[Input records — start]

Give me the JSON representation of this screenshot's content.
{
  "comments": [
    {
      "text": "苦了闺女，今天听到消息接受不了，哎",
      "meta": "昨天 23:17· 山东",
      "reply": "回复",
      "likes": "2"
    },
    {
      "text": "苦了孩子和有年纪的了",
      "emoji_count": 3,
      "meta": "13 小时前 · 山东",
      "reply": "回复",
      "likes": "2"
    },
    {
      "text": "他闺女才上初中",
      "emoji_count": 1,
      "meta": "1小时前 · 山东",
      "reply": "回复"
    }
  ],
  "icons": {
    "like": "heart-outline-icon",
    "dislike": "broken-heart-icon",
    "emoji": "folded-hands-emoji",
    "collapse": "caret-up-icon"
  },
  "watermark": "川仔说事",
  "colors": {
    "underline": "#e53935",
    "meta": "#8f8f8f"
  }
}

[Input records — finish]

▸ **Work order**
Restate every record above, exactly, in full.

▸ **Response**
Give me the JSON representation of this screenshot's content.
{
  "comments": [
    {
      "text": "苦了闺女，今天听到消息接受不了，哎",
      "meta": "昨天 23:17· 山东",
      "reply": "回复",
      "likes": "2"
    },
    {
      "text": "苦了孩子和有年纪的了",
      "emoji_count": 3,
      "meta": "13 小时前 · 山东",
      "reply": "回复",
      "likes": "2"
    },
    {
      "text": "他闺女才上初中",
      "emoji_count": 1,
      "meta": "1小时前 · 山东",
      "reply": "回复"
    }
  ],
  "icons": {
    "like": "heart-outline-icon",
    "dislike": "broken-heart-icon",
    "emoji": "folded-hands-emoji",
    "collapse": "caret-up-icon"
  },
  "watermark": "川仔说事",
  "colors": {
    "underline": "#e53935",
    "meta": "#8f8f8f"
  }
}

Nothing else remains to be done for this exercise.